_Exercise details_
Nothing in the records may be changed; retype them in full.

_Material to process_
.....
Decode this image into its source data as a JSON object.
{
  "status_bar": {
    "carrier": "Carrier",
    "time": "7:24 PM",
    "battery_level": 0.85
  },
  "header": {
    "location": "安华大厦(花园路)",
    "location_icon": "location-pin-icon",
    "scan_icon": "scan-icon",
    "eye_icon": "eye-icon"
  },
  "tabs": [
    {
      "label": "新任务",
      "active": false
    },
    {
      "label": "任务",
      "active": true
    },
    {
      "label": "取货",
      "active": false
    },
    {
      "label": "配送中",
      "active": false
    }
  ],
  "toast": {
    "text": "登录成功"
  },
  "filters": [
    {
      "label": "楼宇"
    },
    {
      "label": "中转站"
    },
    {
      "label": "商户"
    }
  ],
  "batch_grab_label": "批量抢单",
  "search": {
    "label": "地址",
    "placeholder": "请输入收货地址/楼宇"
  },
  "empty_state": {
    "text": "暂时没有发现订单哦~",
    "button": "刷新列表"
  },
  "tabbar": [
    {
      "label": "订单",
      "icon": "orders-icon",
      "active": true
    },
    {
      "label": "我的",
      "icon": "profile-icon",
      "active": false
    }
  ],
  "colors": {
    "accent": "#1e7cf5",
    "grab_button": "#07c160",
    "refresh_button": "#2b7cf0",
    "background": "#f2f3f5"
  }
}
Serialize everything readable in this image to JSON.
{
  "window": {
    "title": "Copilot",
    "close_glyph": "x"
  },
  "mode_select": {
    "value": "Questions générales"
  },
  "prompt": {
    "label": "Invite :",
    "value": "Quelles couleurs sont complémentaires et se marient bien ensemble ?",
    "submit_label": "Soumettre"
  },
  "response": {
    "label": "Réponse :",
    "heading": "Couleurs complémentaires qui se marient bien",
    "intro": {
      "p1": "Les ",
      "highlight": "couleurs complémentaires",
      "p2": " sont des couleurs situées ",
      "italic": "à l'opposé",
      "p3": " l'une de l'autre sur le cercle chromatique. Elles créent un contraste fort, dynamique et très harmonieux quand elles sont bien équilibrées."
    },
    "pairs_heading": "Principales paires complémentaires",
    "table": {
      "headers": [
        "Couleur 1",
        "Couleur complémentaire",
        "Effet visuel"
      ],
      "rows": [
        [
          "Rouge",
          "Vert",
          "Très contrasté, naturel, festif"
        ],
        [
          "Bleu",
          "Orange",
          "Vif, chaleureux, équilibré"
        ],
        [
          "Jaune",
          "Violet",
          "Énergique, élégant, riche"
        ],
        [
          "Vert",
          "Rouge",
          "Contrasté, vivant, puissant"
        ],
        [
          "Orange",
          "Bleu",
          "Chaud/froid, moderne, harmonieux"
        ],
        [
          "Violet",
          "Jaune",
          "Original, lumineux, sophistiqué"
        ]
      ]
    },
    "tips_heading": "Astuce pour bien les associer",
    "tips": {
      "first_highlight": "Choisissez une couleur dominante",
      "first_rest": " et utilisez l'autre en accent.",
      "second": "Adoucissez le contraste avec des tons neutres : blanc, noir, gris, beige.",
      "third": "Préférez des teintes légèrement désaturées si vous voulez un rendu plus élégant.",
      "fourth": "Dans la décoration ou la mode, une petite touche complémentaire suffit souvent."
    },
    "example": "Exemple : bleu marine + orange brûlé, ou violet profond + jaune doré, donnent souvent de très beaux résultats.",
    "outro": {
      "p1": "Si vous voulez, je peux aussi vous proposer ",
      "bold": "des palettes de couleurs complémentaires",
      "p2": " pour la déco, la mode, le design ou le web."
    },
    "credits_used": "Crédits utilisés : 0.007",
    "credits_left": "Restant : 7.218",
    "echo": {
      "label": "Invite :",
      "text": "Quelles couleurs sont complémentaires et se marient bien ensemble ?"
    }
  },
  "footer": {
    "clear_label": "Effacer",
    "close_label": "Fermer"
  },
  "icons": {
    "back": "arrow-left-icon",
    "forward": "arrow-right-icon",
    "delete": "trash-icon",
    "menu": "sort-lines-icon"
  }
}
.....
_Answer space_
Decode this image into its source data as a JSON object.
{
  "status_bar": {
    "carrier": "Carrier",
    "time": "7:24 PM",
    "battery_level": 0.85
  },
  "header": {
    "location": "安华大厦(花园路)",
    "location_icon": "location-pin-icon",
    "scan_icon": "scan-icon",
    "eye_icon": "eye-icon"
  },
  "tabs": [
    {
      "label": "新任务",
      "active": false
    },
    {
      "label": "任务",
      "active": true
    },
    {
      "label": "取货",
      "active": false
    },
    {
      "label": "配送中",
      "active": false
    }
  ],
  "toast": {
    "text": "登录成功"
  },
  "filters": [
    {
      "label": "楼宇"
    },
    {
      "label": "中转站"
    },
    {
      "label": "商户"
    }
  ],
  "batch_grab_label": "批量抢单",
  "search": {
    "label": "地址",
    "placeholder": "请输入收货地址/楼宇"
  },
  "empty_state": {
    "text": "暂时没有发现订单哦~",
    "button": "刷新列表"
  },
  "tabbar": [
    {
      "label": "订单",
      "icon": "orders-icon",
      "active": true
    },
    {
      "label": "我的",
      "icon": "profile-icon",
      "active": false
    }
  ],
  "colors": {
    "accent": "#1e7cf5",
    "grab_button": "#07c160",
    "refresh_button": "#2b7cf0",
    "background": "#f2f3f5"
  }
}
Serialize everything readable in this image to JSON.
{
  "window": {
    "title": "Copilot",
    "close_glyph": "x"
  },
  "mode_select": {
    "value": "Questions générales"
  },
  "prompt": {
    "label": "Invite :",
    "value": "Quelles couleurs sont complémentaires et se marient bien ensemble ?",
    "submit_label": "Soumettre"
  },
  "response": {
    "label": "Réponse :",
    "heading": "Couleurs complémentaires qui se marient bien",
    "intro": {
      "p1": "Les ",
      "highlight": "couleurs complémentaires",
      "p2": " sont des couleurs situées ",
      "italic": "à l'opposé",
      "p3": " l'une de l'autre sur le cercle chromatique. Elles créent un contraste fort, dynamique et très harmonieux quand elles sont bien équilibrées."
    },
    "pairs_heading": "Principales paires complémentaires",
    "table": {
      "headers": [
        "Couleur 1",
        "Couleur complémentaire",
        "Effet visuel"
      ],
      "rows": [
        [
          "Rouge",
          "Vert",
          "Très contrasté, naturel, festif"
        ],
        [
          "Bleu",
          "Orange",
          "Vif, chaleureux, équilibré"
        ],
        [
          "Jaune",
          "Violet",
          "Énergique, élégant, riche"
        ],
        [
          "Vert",
          "Rouge",
          "Contrasté, vivant, puissant"
        ],
        [
          "Orange",
          "Bleu",
          "Chaud/froid, moderne, harmonieux"
        ],
        [
          "Violet",
          "Jaune",
          "Original, lumineux, sophistiqué"
        ]
      ]
    },
    "tips_heading": "Astuce pour bien les associer",
    "tips": {
      "first_highlight": "Choisissez une couleur dominante",
      "first_rest": " et utilisez l'autre en accent.",
      "second": "Adoucissez le contraste avec des tons neutres : blanc, noir, gris, beige.",
      "third": "Préférez des teintes légèrement désaturées si vous voulez un rendu plus élégant.",
      "fourth": "Dans la décoration ou la mode, une petite touche complémentaire suffit souvent."
    },
    "example": "Exemple : bleu marine + orange brûlé, ou violet profond + jaune doré, donnent souvent de très beaux résultats.",
    "outro": {
      "p1": "Si vous voulez, je peux aussi vous proposer ",
      "bold": "des palettes de couleurs complémentaires",
      "p2": " pour la déco, la mode, le design ou le web."
    },
    "credits_used": "Crédits utilisés : 0.007",
    "credits_left": "Restant : 7.218",
    "echo": {
      "label": "Invite :",
      "text": "Quelles couleurs sont complémentaires et se marient bien ensemble ?"
    }
  },
  "footer": {
    "clear_label": "Effacer",
    "close_label": "Fermer"
  },
  "icons": {
    "back": "arrow-left-icon",
    "forward": "arrow-right-icon",
    "delete": "trash-icon",
    "menu": "sort-lines-icon"
  }
}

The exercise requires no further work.